Brigid Pasulka’s first novel, A Long, Long Time Ago and Essentially True (Houghton Mifflin Harcourt, 2009), alternates between Nazi-occupied and post-Communist Poland. It won the 2010 PEN/Hemingway Award, the Polish American Historical Society Creative Arts Award, and a Barnes & Noble Discover Award, and it has been translated into six languages, including Polish. Her second novel, The Sun and Other Stars (Simon & Schuster, 2014), is set on the Italian Riviera and involves butchering, soccer and Dante. It was a Chicago Tribune Editor’s Choice and an Indie Next Pick. Pasulka’s linked short stories set in post-Communist Russia have won awards and been published in various literary journals, and her upcoming novel is set in 1980s East Berlin. Pasulka lives with her husband and son in Chicago, where she runs the writing center at the Whitney Young Magnet High School on the Near West Side of Chicago.

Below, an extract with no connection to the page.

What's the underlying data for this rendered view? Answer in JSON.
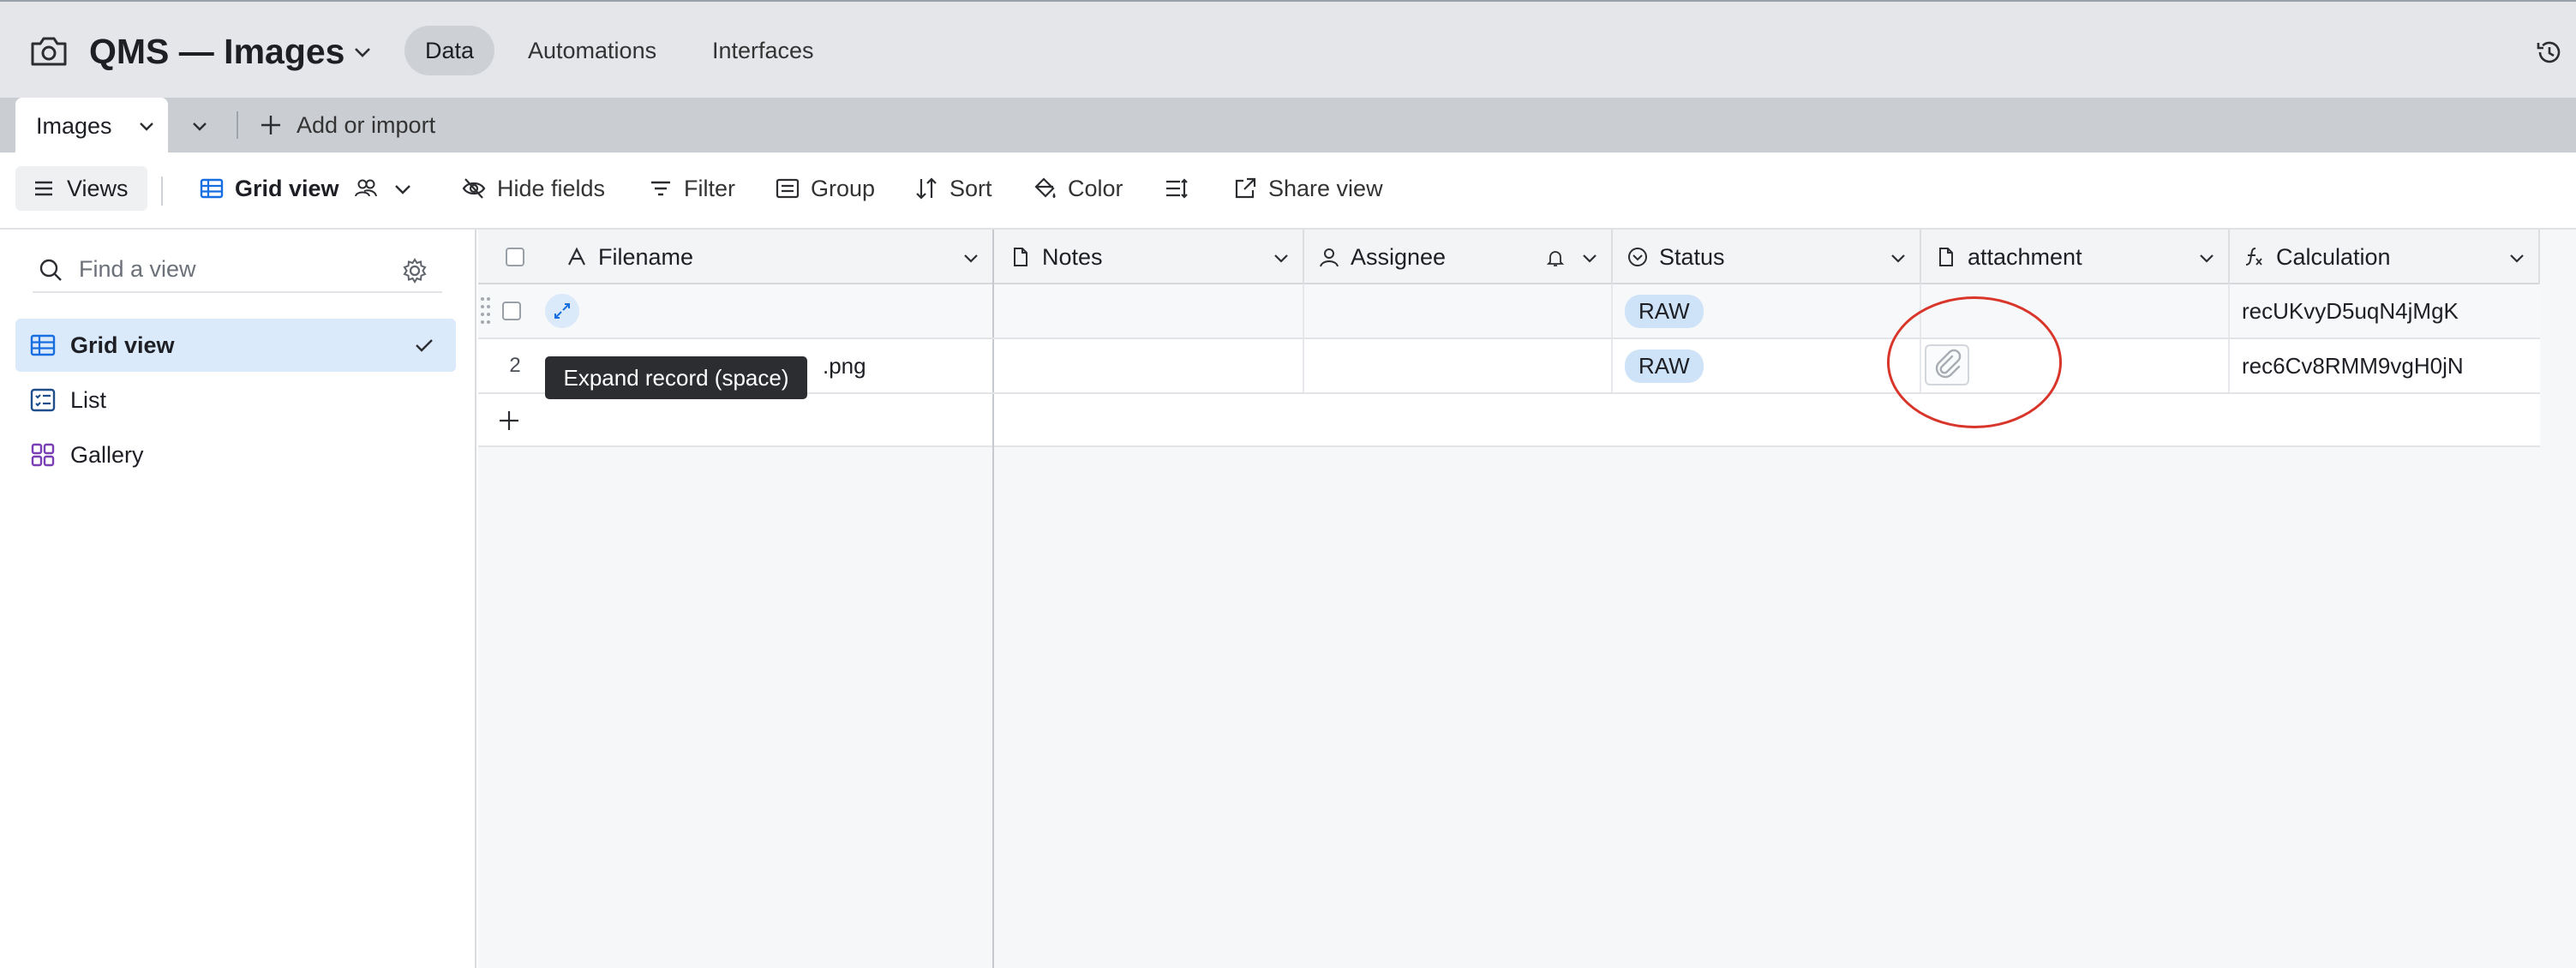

Michael P. Murphy directs The Catholic Studies and Hank Center for the Catholic Intellectual Heritage at Loyola University Chicago. His research interests are in Theology and Literature, Critical Theory, and Christian Spirituality, but he also writes and engages public media on issues in eco-theology, ethics, and the literary/political cultures of Catholicism. Mike is a National Endowment for the Humanities fellow and his first book, A Theology of Criticism (Oxford), was named a "Distinguished Publication" in 2008 by the American Academy of Religion. He has published occasional pieces on topics ranging from spiritualities of citizenship to dating in digital culture. His most recent scholarly pieces are the theological introduction to Robert Hugh Benson’s 1907 dystopian classic Lord of the World (Ave Maria, 2016), “Breaking Bodies: O’Connor and the Aesthetics of Consecration” in Revelation & Convergence: Flannery O’Connor and Her Catholic Heritage (CUA Press, 2017), and an edited volume, this need to dance/this need to kneel: Denise Levertov and the Poetics of Faith, (Wipf and Stock, coming in fall, 2019). He is currently at work on a monograph entitled The Dirty Realists: Catholic Fiction, Poetry, and Film 1965-2015.